***** INPUT DATA

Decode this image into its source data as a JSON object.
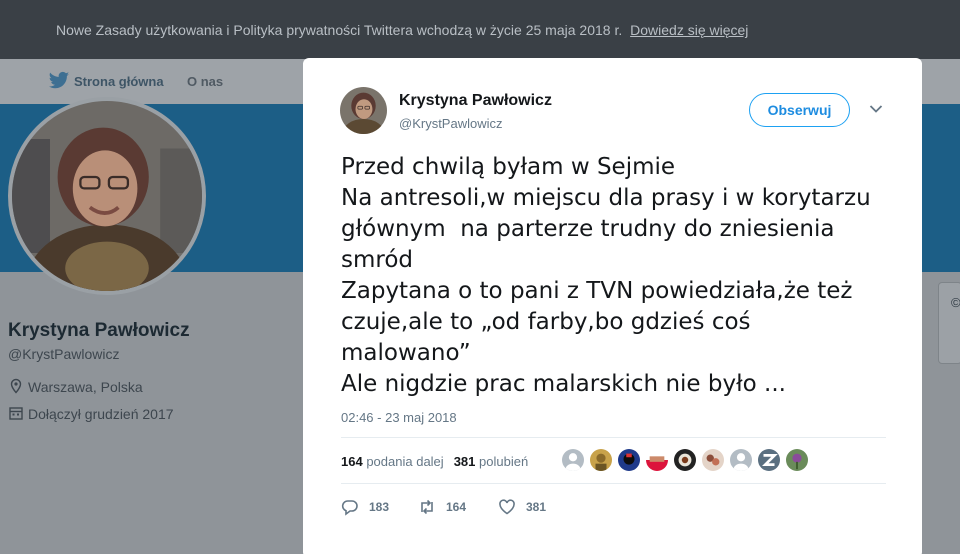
{
  "notice": {
    "text": "Nowe Zasady użytkowania i Polityka prywatności Twittera wchodzą w życie 25 maja 2018 r.",
    "link": "Dowiedz się więcej"
  },
  "nav": {
    "home": "Strona główna",
    "about": "O nas"
  },
  "profile": {
    "name": "Krystyna Pawłowicz",
    "handle": "@KrystPawlowicz",
    "location": "Warszawa, Polska",
    "joined": "Dołączył grudzień 2017"
  },
  "tweet": {
    "author_name": "Krystyna Pawłowicz",
    "author_handle": "@KrystPawlowicz",
    "follow_label": "Obserwuj",
    "lines": [
      "Przed chwilą byłam w Sejmie",
      "Na antresoli,w miejscu dla prasy i w korytarzu",
      "głównym  na parterze trudny do zniesienia",
      "smród",
      "Zapytana o to pani z TVN powiedziała,że też",
      "czuje,ale to „od farby,bo gdzieś coś",
      "malowano”",
      "Ale nigdzie prac malarskich nie było ..."
    ],
    "timestamp": "02:46 - 23 maj 2018",
    "retweets_count": "164",
    "retweets_label": "podania dalej",
    "likes_count": "381",
    "likes_label": "polubień",
    "actions": {
      "reply_count": "183",
      "retweet_count": "164",
      "like_count": "381"
    }
  },
  "colors": {
    "accent": "#1da1f2",
    "text_primary": "#14171a",
    "text_secondary": "#657786",
    "header_bg": "#1c5e86"
  },
  "icons": [
    "twitter-bird-icon",
    "location-pin-icon",
    "calendar-icon",
    "chevron-down-icon",
    "reply-icon",
    "retweet-icon",
    "heart-icon"
  ]
}
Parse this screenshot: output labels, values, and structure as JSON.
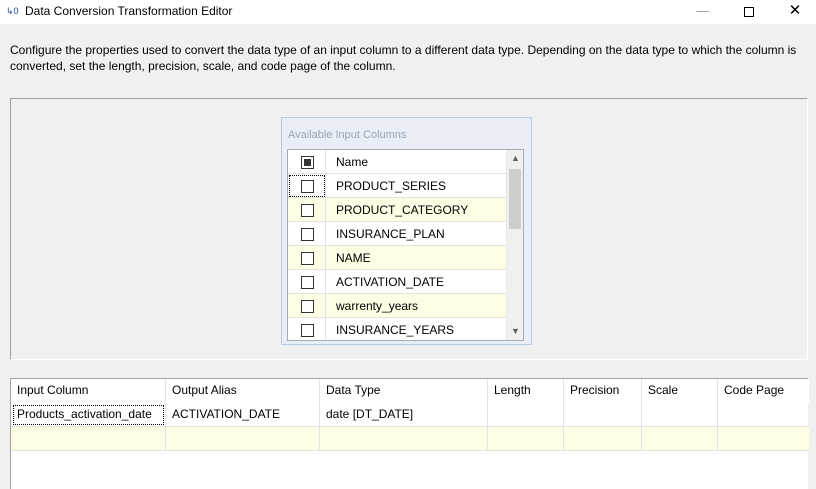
{
  "window": {
    "title": "Data Conversion Transformation Editor",
    "icon": "data-conversion-icon",
    "icon_glyph": "↳0",
    "minimize_glyph": "—",
    "close_glyph": "✕"
  },
  "description": "Configure the properties used to convert the data type of an input column to a different data type. Depending on the data type to which the column is converted, set the length, precision, scale, and code page of the column.",
  "available_columns": {
    "title": "Available Input Columns",
    "header_name": "Name",
    "header_checkbox": "indeterminate",
    "rows": [
      {
        "name": "PRODUCT_SERIES",
        "checked": false
      },
      {
        "name": "PRODUCT_CATEGORY",
        "checked": false
      },
      {
        "name": "INSURANCE_PLAN",
        "checked": false
      },
      {
        "name": "NAME",
        "checked": false
      },
      {
        "name": "ACTIVATION_DATE",
        "checked": false
      },
      {
        "name": "warrenty_years",
        "checked": false
      },
      {
        "name": "INSURANCE_YEARS",
        "checked": false
      }
    ],
    "scroll_up_glyph": "▲",
    "scroll_down_glyph": "▼"
  },
  "conversion_table": {
    "headers": [
      "Input Column",
      "Output Alias",
      "Data Type",
      "Length",
      "Precision",
      "Scale",
      "Code Page"
    ],
    "rows": [
      {
        "input_column": "Products_activation_date",
        "output_alias": "ACTIVATION_DATE",
        "data_type": "date [DT_DATE]",
        "length": "",
        "precision": "",
        "scale": "",
        "code_page": ""
      }
    ]
  },
  "colors": {
    "alt_row": "#fefee4",
    "input_box_bg": "#e9eef6",
    "window_bg": "#f0f0f0"
  }
}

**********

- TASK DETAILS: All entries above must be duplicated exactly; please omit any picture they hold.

- REPLY:
Decode this image into its source data as a JSON object.
{
  "notice": {
    "text": "Nowe Zasady użytkowania i Polityka prywatności Twittera wchodzą w życie 25 maja 2018 r.",
    "link": "Dowiedz się więcej"
  },
  "nav": {
    "home": "Strona główna",
    "about": "O nas"
  },
  "profile": {
    "name": "Krystyna Pawłowicz",
    "handle": "@KrystPawlowicz",
    "location": "Warszawa, Polska",
    "joined": "Dołączył grudzień 2017"
  },
  "tweet": {
    "author_name": "Krystyna Pawłowicz",
    "author_handle": "@KrystPawlowicz",
    "follow_label": "Obserwuj",
    "lines": [
      "Przed chwilą byłam w Sejmie",
      "Na antresoli,w miejscu dla prasy i w korytarzu",
      "głównym  na parterze trudny do zniesienia",
      "smród",
      "Zapytana o to pani z TVN powiedziała,że też",
      "czuje,ale to „od farby,bo gdzieś coś",
      "malowano”",
      "Ale nigdzie prac malarskich nie było ..."
    ],
    "timestamp": "02:46 - 23 maj 2018",
    "retweets_count": "164",
    "retweets_label": "podania dalej",
    "likes_count": "381",
    "likes_label": "polubień",
    "actions": {
      "reply_count": "183",
      "retweet_count": "164",
      "like_count": "381"
    }
  },
  "colors": {
    "accent": "#1da1f2",
    "text_primary": "#14171a",
    "text_secondary": "#657786",
    "header_bg": "#1c5e86"
  },
  "icons": [
    "twitter-bird-icon",
    "location-pin-icon",
    "calendar-icon",
    "chevron-down-icon",
    "reply-icon",
    "retweet-icon",
    "heart-icon"
  ]
}
Parse this screenshot: output labels, values, and structure as JSON.
{
  "window": {
    "title": "Data Conversion Transformation Editor",
    "icon": "data-conversion-icon",
    "icon_glyph": "↳0",
    "minimize_glyph": "—",
    "close_glyph": "✕"
  },
  "description": "Configure the properties used to convert the data type of an input column to a different data type. Depending on the data type to which the column is converted, set the length, precision, scale, and code page of the column.",
  "available_columns": {
    "title": "Available Input Columns",
    "header_name": "Name",
    "header_checkbox": "indeterminate",
    "rows": [
      {
        "name": "PRODUCT_SERIES",
        "checked": false
      },
      {
        "name": "PRODUCT_CATEGORY",
        "checked": false
      },
      {
        "name": "INSURANCE_PLAN",
        "checked": false
      },
      {
        "name": "NAME",
        "checked": false
      },
      {
        "name": "ACTIVATION_DATE",
        "checked": false
      },
      {
        "name": "warrenty_years",
        "checked": false
      },
      {
        "name": "INSURANCE_YEARS",
        "checked": false
      }
    ],
    "scroll_up_glyph": "▲",
    "scroll_down_glyph": "▼"
  },
  "conversion_table": {
    "headers": [
      "Input Column",
      "Output Alias",
      "Data Type",
      "Length",
      "Precision",
      "Scale",
      "Code Page"
    ],
    "rows": [
      {
        "input_column": "Products_activation_date",
        "output_alias": "ACTIVATION_DATE",
        "data_type": "date [DT_DATE]",
        "length": "",
        "precision": "",
        "scale": "",
        "code_page": ""
      }
    ]
  },
  "colors": {
    "alt_row": "#fefee4",
    "input_box_bg": "#e9eef6",
    "window_bg": "#f0f0f0"
  }
}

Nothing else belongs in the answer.